Problem to work on:
Write the records below out in full, character for character, with no pictures.

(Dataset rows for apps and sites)
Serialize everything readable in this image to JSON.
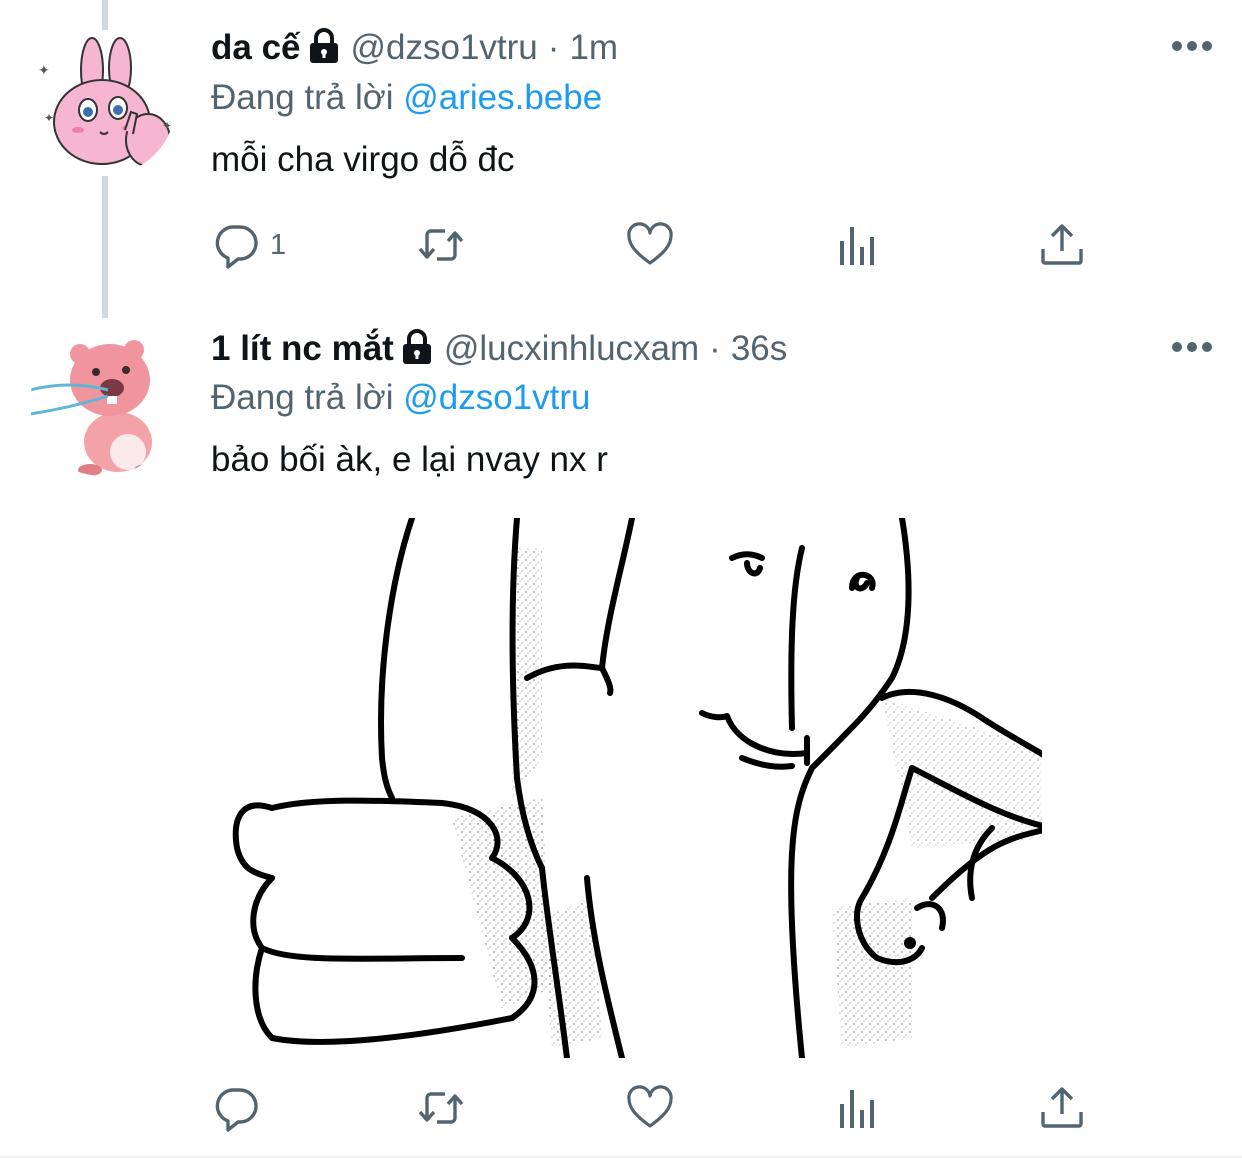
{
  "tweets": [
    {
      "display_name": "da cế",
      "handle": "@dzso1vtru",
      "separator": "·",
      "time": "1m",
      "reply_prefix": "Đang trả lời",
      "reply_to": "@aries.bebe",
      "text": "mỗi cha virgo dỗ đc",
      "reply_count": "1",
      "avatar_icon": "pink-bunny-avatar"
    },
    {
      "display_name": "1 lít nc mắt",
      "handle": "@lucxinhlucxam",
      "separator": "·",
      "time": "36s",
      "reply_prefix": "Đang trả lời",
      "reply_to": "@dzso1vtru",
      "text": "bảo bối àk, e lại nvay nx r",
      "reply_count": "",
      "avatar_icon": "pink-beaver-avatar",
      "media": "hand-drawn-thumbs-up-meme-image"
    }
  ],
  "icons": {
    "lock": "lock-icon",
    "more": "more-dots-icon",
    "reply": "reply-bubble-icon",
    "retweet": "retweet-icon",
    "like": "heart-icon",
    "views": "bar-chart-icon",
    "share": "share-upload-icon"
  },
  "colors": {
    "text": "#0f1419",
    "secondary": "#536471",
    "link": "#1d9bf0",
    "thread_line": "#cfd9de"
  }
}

Response area:
Serialize everything readable in this image to JSON.
{
  "tweets": [
    {
      "display_name": "da cế",
      "handle": "@dzso1vtru",
      "separator": "·",
      "time": "1m",
      "reply_prefix": "Đang trả lời",
      "reply_to": "@aries.bebe",
      "text": "mỗi cha virgo dỗ đc",
      "reply_count": "1",
      "avatar_icon": "pink-bunny-avatar"
    },
    {
      "display_name": "1 lít nc mắt",
      "handle": "@lucxinhlucxam",
      "separator": "·",
      "time": "36s",
      "reply_prefix": "Đang trả lời",
      "reply_to": "@dzso1vtru",
      "text": "bảo bối àk, e lại nvay nx r",
      "reply_count": "",
      "avatar_icon": "pink-beaver-avatar",
      "media": "hand-drawn-thumbs-up-meme-image"
    }
  ],
  "icons": {
    "lock": "lock-icon",
    "more": "more-dots-icon",
    "reply": "reply-bubble-icon",
    "retweet": "retweet-icon",
    "like": "heart-icon",
    "views": "bar-chart-icon",
    "share": "share-upload-icon"
  },
  "colors": {
    "text": "#0f1419",
    "secondary": "#536471",
    "link": "#1d9bf0",
    "thread_line": "#cfd9de"
  }
}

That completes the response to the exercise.